On the way back to the house, Pareng Boy and Mareng Malou hollered and waved at me to join their family lunch on a table spread on the street across from their house and beside Sunny’s. I could not – did not – hesitate. They also asked Sunny and Marie to join us; the two were expecting me to dine with them and did without me. The banquet changed me. I shed what money I had the night before through drinks and tong-its. Lunch with this family (who always stood by us up till this third tragedy) made me feel like a king. I still had this thought when I could no longer find a red shirt to wear so settled for my royal blue UCC uniform. Kingly.
When the convoy commenced the long-short trip to the Centennial Garden, I heard again, for the last time ever, Steve’s first karaoke song that shocked me, Gintong Araw. It was a jolt again, one that I already geared up for, so the impact was not sad, just solemn.
At Phoenix Memorial Chapels, where we took his body for cremation, there were 21 mourners without a gun salute, half of whom were children, whose innocent chatter shadowed all the significance of any salute, powder-powered or man-executed.
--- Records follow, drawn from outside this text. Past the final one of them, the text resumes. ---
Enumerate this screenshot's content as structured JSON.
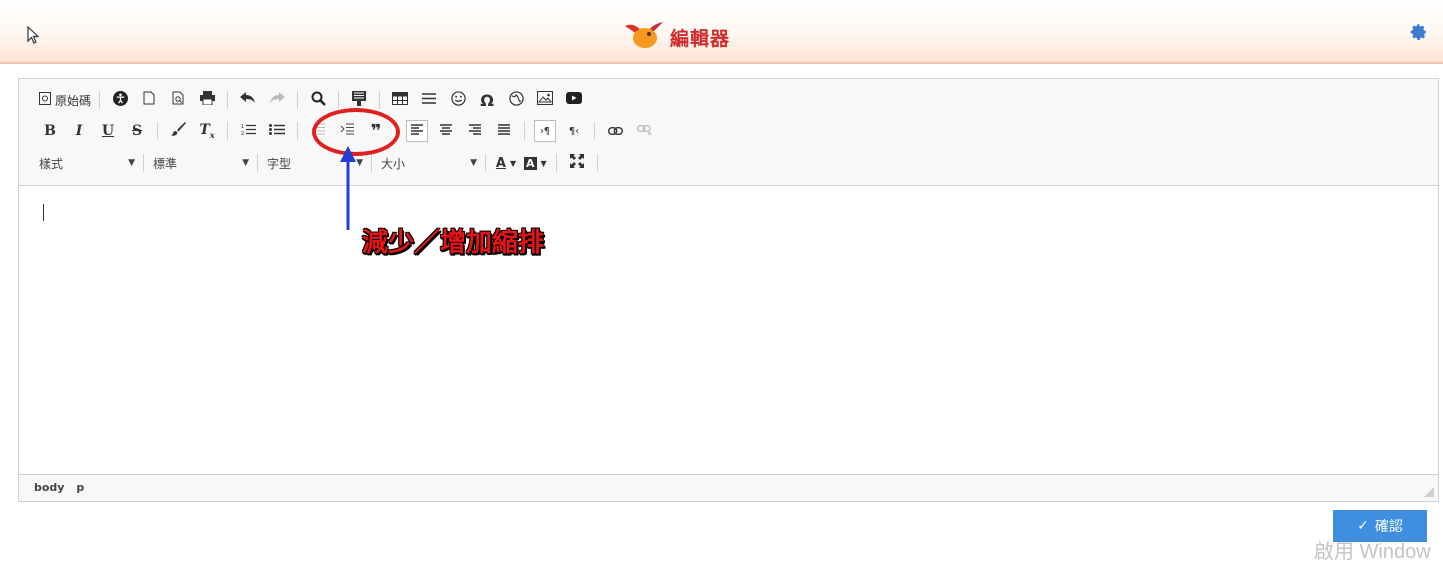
{
  "header": {
    "title": "編輯器"
  },
  "toolbar": {
    "source_label": "原始碼",
    "style_combo": "樣式",
    "format_combo": "標準",
    "font_combo": "字型",
    "size_combo": "大小"
  },
  "statusbar": {
    "path": [
      "body",
      "p"
    ]
  },
  "annotation": {
    "text": "減少／增加縮排"
  },
  "actions": {
    "confirm_label": "確認"
  },
  "watermark": "啟用 Window",
  "colors": {
    "accent": "#3f8fe0",
    "annotation_red": "#e02020",
    "annotation_blue": "#1f3fd6",
    "title_red": "#d22b2b"
  }
}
Before they gurneyed Steve’s body into the crematory, I bade it my final farewell prayer. Priestly.
They apologized for not staying for the burning and it was understood. Mareng Cristy had to tend to granddaughter Aki, who had dengue; Pareng Raymond was driving them home in the van (Pareng Regie with them); Manang and Manay Cely wished me a safe trip back to BF; Tata and daughter Nicole left behind Magno; Pareng Bong scootered away with his nieces; Mareng Malou hugged me twice insisting tearfully that I take care. I never forget love even if the remembrance if it is repeated in a sad situation.
At 4:05 pm, Sunny pointed to us on the floor of the crematory lounge a rainbow reflection of the glass doors, telling us (Pareng Rolly, Mareng Minya, Mando, Marie and him) that while Steve’s body neared complete burning, God showed us a seven-colored prism indicating that even before Steve’s body returned to ashes, his soul has already found favor with Him. I noticed the G-shaped design on the walls of the crematory, His signature. Prophetic.
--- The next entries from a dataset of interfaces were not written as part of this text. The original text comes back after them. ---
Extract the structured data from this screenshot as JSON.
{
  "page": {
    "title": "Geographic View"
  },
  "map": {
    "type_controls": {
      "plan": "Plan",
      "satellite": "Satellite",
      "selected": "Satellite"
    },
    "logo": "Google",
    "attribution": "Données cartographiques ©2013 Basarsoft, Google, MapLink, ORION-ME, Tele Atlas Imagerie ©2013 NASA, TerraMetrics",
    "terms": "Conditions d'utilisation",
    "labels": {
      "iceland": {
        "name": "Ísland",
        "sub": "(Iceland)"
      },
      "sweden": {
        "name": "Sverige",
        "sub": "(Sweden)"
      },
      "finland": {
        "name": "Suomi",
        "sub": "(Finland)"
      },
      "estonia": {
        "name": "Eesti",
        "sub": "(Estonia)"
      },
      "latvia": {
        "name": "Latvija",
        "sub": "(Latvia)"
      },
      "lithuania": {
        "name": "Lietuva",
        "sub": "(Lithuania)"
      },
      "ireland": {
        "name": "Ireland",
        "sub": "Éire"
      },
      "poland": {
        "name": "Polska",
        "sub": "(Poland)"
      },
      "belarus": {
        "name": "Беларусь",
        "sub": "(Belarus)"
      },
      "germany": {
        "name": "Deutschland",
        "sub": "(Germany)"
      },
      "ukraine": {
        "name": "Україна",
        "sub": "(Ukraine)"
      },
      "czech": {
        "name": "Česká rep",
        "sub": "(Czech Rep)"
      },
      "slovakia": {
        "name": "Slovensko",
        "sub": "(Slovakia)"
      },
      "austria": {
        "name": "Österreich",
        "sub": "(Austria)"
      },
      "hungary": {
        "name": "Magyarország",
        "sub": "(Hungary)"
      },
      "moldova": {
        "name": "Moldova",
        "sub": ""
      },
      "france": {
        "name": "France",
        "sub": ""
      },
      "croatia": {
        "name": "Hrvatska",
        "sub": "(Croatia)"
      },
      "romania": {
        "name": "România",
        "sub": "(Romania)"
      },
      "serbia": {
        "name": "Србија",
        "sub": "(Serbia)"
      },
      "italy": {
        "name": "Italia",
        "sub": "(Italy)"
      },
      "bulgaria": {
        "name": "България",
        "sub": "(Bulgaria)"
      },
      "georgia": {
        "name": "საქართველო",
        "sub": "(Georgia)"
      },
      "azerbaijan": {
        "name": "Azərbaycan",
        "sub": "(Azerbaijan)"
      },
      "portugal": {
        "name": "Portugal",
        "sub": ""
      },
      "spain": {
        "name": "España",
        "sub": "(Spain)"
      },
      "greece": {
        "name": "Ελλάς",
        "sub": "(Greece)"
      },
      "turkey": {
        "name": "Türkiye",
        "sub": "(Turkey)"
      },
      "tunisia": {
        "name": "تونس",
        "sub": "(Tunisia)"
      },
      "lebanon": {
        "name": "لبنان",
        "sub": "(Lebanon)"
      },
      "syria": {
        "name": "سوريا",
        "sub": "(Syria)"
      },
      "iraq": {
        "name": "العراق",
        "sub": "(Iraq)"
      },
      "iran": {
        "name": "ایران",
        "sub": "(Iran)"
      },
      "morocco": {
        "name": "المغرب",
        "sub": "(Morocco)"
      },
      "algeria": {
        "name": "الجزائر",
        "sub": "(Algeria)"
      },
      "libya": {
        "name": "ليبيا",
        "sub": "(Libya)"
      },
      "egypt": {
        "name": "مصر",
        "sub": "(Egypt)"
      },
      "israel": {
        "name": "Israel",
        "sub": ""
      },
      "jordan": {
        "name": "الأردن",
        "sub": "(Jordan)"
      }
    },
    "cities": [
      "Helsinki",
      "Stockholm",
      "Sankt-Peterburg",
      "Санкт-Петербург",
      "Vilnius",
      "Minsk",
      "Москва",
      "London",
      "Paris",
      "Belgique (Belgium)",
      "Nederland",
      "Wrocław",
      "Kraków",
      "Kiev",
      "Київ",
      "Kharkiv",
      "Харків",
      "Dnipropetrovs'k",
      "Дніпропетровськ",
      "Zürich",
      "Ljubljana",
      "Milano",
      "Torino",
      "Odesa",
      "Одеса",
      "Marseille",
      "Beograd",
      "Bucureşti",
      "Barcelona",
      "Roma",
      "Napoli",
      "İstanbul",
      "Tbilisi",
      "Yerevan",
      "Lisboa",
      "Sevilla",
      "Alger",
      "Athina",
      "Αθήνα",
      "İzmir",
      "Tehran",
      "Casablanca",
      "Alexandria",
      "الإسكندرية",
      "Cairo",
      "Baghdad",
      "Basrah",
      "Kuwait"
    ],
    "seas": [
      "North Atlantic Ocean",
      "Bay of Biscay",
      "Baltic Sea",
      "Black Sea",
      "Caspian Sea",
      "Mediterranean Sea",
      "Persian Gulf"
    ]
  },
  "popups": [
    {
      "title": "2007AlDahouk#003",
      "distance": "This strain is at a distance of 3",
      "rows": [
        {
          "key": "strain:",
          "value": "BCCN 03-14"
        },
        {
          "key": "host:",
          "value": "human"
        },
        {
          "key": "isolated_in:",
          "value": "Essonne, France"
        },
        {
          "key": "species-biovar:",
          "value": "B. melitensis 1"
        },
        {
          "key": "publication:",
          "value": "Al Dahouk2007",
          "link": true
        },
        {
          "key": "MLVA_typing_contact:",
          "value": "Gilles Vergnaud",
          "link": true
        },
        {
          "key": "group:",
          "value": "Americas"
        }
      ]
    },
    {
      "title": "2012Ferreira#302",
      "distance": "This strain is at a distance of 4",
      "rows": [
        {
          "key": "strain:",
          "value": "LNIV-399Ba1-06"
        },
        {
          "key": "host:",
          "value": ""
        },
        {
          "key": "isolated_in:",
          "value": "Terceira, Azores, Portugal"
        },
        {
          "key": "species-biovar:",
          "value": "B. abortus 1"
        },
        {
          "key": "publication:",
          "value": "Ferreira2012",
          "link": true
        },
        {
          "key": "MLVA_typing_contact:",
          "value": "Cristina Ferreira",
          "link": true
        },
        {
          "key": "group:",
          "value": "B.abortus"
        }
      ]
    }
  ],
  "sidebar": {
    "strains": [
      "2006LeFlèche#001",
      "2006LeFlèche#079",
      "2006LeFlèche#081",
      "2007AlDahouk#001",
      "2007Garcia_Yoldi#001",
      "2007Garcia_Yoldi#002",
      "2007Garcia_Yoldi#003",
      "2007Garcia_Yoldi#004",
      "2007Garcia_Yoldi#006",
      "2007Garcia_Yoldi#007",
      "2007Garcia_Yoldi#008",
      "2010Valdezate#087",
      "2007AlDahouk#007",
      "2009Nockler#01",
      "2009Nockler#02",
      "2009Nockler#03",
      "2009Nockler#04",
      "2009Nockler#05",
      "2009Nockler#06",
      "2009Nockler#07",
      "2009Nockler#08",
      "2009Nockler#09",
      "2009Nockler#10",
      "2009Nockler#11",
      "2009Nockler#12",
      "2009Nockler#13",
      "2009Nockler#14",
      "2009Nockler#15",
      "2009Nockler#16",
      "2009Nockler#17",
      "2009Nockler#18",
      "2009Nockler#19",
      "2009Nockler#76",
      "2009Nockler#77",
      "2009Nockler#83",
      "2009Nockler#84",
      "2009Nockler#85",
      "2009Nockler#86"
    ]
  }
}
Crematory crew Cris called us to view the tray of light ashes that were, more than two hours ago, Steve’s body before it was entered into the furnace. Then he gave to Marie two pieces of emerald bones from Steve’s knees. Marie asked me to keep one.
On the way to Balibago Complex, where I will get my bus ride back to normalcy, Pareng Rolly said he’ll take the five of us (Steve’s ashes in a marble urn included) to Jollibee, their despedida, to coincide capping the ten-night send-off for Steve, with their trip back to America on Wednesday. I thought it too apt for any coincidence to describe. A kiddie place in place of pagpag. Children, again, to underscore the celebration of Steve’s liberation.
When the mortician was retouching his face, I had an urge to touch him, if only to make the sign of the cross on his forehead, but I recalled the feel of cold steel the first time I felt a dead body, and I didn’t want to remember Steve coldly. So before Cris deposited his plastic-bagged ashes into the urn, I touched it and it was warm. And the prayer I prayed before he was wheeled off to the burning room pulsed back to me, his acknowledgment that he was peacefully back to His bosom, where he (and all of us) ought to be.